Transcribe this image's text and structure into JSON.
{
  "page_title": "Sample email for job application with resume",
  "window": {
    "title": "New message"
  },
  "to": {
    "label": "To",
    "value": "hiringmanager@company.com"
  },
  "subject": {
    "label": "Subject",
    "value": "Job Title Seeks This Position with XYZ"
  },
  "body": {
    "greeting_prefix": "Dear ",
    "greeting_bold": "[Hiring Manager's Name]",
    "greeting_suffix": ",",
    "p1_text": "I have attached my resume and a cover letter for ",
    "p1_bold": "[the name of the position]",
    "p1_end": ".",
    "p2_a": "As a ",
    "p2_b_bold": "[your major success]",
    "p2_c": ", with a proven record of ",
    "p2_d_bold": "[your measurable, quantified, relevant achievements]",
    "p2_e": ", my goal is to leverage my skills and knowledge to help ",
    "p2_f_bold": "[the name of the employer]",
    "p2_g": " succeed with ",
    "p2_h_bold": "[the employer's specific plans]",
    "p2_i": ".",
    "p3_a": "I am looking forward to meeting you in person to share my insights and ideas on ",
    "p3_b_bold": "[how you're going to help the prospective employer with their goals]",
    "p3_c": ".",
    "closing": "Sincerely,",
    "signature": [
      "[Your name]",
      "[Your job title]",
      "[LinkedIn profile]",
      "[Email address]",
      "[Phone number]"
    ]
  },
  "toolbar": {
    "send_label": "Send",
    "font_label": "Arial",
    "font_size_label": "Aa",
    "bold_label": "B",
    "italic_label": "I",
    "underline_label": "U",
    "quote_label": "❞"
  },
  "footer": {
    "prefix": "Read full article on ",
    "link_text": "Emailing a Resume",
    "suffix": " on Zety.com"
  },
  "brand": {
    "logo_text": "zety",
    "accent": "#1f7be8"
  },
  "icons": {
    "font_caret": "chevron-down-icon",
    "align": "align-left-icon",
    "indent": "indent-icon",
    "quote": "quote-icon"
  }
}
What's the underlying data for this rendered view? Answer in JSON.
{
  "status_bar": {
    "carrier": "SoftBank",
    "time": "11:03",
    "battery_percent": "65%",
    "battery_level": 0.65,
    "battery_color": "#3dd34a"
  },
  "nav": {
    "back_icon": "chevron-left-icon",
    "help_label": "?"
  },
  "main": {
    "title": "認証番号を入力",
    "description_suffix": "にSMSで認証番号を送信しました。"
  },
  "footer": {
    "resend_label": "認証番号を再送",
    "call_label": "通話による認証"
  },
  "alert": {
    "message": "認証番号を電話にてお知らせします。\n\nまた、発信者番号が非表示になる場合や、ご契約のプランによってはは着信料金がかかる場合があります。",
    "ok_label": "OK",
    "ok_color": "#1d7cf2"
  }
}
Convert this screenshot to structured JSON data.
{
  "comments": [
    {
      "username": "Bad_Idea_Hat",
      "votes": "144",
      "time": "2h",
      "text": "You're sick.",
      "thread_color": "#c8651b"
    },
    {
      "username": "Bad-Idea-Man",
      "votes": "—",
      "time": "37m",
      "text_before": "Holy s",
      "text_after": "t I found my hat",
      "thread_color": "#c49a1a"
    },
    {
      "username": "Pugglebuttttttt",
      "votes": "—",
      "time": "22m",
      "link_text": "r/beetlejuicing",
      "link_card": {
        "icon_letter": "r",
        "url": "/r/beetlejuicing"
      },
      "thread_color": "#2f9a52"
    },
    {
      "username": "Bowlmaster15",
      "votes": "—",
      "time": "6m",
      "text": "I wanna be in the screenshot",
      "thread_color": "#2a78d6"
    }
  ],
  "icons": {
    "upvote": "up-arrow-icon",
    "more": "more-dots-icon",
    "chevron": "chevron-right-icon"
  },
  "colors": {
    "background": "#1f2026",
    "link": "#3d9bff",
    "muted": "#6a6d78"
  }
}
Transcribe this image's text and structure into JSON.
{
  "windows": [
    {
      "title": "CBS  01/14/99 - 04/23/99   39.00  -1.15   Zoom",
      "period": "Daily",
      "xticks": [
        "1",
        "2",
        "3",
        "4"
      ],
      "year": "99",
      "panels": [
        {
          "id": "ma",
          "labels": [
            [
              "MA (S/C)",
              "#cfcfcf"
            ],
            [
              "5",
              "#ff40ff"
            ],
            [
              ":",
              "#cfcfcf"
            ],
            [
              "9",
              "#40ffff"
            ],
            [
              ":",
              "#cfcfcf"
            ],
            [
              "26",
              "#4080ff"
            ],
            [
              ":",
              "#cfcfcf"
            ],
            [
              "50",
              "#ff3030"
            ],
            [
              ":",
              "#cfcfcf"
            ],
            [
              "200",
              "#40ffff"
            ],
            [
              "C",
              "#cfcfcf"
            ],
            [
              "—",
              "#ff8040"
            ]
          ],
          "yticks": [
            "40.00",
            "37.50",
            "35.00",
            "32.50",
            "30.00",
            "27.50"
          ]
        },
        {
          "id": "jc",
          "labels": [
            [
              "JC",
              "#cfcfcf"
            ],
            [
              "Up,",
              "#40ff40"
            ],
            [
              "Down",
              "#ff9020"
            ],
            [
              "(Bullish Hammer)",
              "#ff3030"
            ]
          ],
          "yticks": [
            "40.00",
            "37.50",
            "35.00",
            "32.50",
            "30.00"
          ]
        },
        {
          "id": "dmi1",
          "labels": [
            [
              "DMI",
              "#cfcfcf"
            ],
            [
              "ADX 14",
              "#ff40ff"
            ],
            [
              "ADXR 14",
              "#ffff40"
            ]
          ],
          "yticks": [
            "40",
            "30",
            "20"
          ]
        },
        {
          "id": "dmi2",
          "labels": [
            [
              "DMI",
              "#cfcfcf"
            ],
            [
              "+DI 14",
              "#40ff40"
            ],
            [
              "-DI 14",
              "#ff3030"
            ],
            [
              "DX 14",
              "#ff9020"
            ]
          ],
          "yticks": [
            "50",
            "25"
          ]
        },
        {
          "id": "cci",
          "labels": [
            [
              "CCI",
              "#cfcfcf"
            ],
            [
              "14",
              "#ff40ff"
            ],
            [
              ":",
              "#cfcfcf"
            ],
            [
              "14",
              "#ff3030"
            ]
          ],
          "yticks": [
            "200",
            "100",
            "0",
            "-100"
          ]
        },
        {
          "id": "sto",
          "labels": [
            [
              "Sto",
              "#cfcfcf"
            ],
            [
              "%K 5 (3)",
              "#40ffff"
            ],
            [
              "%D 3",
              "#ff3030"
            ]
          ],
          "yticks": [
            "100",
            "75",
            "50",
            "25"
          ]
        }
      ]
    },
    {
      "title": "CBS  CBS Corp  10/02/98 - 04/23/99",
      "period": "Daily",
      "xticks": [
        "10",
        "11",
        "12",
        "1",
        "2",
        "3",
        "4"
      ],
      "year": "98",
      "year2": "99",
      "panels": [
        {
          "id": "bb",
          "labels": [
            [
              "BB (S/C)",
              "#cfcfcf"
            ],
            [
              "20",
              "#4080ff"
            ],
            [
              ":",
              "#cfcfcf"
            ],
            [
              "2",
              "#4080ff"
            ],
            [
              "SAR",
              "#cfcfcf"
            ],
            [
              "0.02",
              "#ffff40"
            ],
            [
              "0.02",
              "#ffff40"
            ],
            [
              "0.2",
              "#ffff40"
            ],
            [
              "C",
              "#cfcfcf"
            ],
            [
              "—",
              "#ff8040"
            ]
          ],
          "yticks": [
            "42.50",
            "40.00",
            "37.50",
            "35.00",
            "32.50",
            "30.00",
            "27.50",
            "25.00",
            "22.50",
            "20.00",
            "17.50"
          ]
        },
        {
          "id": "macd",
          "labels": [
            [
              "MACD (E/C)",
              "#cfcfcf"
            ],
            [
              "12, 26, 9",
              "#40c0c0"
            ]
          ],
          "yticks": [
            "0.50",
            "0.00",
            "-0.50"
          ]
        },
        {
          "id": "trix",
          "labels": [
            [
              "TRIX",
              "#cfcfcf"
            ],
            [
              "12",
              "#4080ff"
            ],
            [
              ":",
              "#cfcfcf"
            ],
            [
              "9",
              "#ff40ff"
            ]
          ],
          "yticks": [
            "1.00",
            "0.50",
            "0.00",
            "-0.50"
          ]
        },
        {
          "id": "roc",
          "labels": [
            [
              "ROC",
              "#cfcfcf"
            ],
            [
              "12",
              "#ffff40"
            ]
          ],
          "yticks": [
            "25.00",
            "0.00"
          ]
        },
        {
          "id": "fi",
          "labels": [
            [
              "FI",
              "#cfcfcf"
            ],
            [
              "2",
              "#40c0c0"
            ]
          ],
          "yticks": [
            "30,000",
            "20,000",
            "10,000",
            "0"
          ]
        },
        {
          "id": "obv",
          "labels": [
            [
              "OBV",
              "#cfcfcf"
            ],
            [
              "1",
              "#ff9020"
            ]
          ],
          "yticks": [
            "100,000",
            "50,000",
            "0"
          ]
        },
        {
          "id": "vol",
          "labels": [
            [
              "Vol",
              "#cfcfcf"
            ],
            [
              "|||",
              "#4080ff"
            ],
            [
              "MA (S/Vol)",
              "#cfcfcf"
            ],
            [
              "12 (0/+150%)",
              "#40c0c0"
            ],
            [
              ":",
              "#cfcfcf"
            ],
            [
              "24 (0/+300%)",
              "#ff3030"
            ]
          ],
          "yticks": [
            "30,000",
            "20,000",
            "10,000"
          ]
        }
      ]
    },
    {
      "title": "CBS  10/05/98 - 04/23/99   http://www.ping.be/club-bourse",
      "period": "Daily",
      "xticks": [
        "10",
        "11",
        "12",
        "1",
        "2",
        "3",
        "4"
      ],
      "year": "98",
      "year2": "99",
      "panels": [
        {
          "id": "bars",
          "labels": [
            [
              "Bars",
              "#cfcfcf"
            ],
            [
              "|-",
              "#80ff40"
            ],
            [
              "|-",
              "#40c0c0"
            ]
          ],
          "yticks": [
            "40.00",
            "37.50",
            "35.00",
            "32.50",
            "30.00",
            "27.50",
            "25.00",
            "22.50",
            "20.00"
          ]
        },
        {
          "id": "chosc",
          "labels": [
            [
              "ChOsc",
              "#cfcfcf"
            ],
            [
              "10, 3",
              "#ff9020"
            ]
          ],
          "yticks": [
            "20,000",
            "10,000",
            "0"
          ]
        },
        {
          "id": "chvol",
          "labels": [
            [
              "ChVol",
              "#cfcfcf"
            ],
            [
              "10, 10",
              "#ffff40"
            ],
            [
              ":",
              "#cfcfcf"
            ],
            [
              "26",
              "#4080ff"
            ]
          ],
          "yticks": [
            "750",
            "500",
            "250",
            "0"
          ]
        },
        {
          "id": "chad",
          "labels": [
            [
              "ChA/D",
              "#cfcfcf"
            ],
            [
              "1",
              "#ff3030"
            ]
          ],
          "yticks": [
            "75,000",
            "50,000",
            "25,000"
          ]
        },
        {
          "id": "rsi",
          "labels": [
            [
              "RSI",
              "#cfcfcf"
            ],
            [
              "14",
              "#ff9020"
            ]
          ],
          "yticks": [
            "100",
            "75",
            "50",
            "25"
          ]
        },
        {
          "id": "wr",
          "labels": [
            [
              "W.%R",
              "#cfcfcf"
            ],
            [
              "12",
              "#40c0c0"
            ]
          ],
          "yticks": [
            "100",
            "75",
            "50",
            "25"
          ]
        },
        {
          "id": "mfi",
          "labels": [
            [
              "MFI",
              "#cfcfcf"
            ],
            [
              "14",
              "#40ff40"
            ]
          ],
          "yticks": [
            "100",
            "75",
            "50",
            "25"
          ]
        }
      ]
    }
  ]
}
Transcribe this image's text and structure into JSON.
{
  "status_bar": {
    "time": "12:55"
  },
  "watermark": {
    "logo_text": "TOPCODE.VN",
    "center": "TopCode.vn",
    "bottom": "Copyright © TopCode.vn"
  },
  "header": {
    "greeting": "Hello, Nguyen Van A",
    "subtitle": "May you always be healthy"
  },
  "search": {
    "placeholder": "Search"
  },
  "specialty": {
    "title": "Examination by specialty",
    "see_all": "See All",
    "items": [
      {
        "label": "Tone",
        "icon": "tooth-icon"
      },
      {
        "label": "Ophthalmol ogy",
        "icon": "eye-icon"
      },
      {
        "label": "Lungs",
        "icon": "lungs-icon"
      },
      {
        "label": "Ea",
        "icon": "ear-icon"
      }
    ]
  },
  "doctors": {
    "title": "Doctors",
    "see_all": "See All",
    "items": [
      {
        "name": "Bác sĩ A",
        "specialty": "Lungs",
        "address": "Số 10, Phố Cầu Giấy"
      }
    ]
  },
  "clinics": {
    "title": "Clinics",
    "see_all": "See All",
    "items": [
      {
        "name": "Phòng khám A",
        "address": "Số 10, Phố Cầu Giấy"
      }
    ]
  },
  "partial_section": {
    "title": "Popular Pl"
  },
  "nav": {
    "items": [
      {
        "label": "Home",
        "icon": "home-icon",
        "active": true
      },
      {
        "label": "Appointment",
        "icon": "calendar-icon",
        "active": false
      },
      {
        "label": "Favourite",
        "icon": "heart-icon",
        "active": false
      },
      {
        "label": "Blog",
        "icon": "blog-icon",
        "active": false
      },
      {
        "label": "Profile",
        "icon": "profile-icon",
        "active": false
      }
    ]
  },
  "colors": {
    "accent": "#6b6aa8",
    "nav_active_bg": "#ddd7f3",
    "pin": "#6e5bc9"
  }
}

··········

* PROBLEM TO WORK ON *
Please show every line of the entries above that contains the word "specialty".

* SOLUTION TO THE PROBLEM *
  "specialty": {
    "title": "Examination by specialty",
        "specialty": "Lungs",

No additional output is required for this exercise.